Risk of Death From Underlying Cause Outweighs Radiation Risks of Body CT

This article originally appeared here.
Share this content:
CT Radiation Risk Less Than Risk of Examination Indicator
CT Radiation Risk Less Than Risk of Examination Indicator

(HealthDay News) -- For young adults needing either a chest or abdominopelvic computed tomography (CT), the short-term risk of death from underlying morbidity is greater than the long-term risk of radiation-induced cancer, according to a study published in the May issue of Radiology.

Robert L. Zondervan, from Massachusetts General Hospital in Boston, and colleagues used data from the Research Patient Data Registry to assess medial and billing records from patients 18 to 35 years old who underwent chest or abdominopelvic CT from 2003 to 2007 at three university-affiliated hospitals. Expected cancer incidence and death was calculated from the Biologic Effects of Ionizing Radiation VII method.

The researchers found that 21,945 patients had 16,851 chest and 24,112 abdominopelvic CT scans. Over an average 5.5-year follow-up, 7.1% (575 of 8,057) of chest CT patients and 3.9% (546 of 13,888) of abdominal CT patients died.
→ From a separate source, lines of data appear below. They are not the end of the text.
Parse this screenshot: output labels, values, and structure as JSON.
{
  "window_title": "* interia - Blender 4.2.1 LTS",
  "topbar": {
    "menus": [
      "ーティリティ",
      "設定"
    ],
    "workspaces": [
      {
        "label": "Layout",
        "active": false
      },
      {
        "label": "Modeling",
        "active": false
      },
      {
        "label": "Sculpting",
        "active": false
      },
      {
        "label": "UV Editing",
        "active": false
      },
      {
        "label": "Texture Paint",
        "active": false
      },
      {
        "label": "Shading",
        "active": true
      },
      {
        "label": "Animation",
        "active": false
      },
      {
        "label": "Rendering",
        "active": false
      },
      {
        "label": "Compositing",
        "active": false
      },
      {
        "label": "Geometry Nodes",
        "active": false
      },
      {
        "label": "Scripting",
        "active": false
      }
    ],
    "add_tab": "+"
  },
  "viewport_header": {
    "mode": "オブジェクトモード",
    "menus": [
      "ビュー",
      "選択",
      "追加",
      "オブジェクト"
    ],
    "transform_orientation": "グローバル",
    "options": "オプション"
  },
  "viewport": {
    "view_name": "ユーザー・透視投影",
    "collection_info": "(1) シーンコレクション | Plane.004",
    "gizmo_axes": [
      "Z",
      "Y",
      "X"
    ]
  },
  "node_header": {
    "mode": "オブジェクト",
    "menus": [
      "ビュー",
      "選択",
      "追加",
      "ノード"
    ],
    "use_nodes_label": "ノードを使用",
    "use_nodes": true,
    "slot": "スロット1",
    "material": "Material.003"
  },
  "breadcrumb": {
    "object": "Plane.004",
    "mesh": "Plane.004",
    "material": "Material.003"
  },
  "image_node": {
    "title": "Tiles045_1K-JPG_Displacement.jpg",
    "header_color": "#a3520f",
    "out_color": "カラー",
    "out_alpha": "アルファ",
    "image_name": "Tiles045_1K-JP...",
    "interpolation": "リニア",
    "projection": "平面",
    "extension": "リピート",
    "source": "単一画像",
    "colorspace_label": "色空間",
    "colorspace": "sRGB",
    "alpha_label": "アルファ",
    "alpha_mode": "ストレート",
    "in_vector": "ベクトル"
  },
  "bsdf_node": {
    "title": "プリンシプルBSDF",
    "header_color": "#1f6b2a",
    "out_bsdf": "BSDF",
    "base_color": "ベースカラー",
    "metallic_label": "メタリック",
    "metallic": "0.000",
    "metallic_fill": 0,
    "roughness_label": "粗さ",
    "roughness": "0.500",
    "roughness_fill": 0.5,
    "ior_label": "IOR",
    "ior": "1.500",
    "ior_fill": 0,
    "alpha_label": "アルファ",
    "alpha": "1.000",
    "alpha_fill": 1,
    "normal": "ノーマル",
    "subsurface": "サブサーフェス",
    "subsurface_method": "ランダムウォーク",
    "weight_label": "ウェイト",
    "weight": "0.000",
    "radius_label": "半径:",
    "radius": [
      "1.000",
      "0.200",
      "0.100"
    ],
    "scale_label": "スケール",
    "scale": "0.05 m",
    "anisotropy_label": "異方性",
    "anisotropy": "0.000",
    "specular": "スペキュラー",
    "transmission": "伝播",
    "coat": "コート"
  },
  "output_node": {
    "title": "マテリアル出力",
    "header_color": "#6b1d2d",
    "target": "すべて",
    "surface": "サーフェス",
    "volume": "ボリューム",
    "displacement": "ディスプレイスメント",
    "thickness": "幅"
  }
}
However, the predicted risk of dying from CT-induced cancer was 0.1% (five of 8,057; P < 0.01) and 0.1% (eight of 12,472; P < 0.01), respectively.

Cancer and trauma were the most common examination indicators for chest CT, while abdominal pain, trauma, and cancer were the most common examination indicators for abdominopelvic CT. Mortality and predicted risk of radiation-induced cancer death were 3.6% (215 of 5,914) and 0.05% (three of 5,914; P < 0.01), respectively, for chest CT patients without a cancer diagnosis in whom only one or two scans were obtained; the corresponding numbers for abdominopelvic CT were 1.9% (219 of 11,291) and 0.1% (six of 11,291; P < 0.01).

"Among young adults undergoing body CT, risk of death from underlying morbidity is more than an order of magnitude greater than death from long-term radiation-induced cancer," the authors write.

Full Text (subscription or payment may be required)

Related Resources

You must be a registered member of Cancer Therapy Advisor to post a comment.

Sign Up for Free e-newsletters

Regimen and Drug Listings


Bone Cancer Regimens Drugs
Brain Cancer Regimens Drugs
Breast Cancer Regimens Drugs
Endocrine Cancer Regimens Drugs
Gastrointestinal Cancer Regimens Drugs
Gynecologic Cancer Regimens Drugs
Head and Neck Cancer Regimens Drugs
Hematologic Cancer Regimens Drugs
Lung Cancer Regimens Drugs
Other Cancers Regimens
Prostate Cancer Regimens Drugs
Rare Cancers Regimens
Renal Cell Carcinoma Regimens Drugs
Skin Cancer Regimens Drugs
Urologic Cancers Regimens Drugs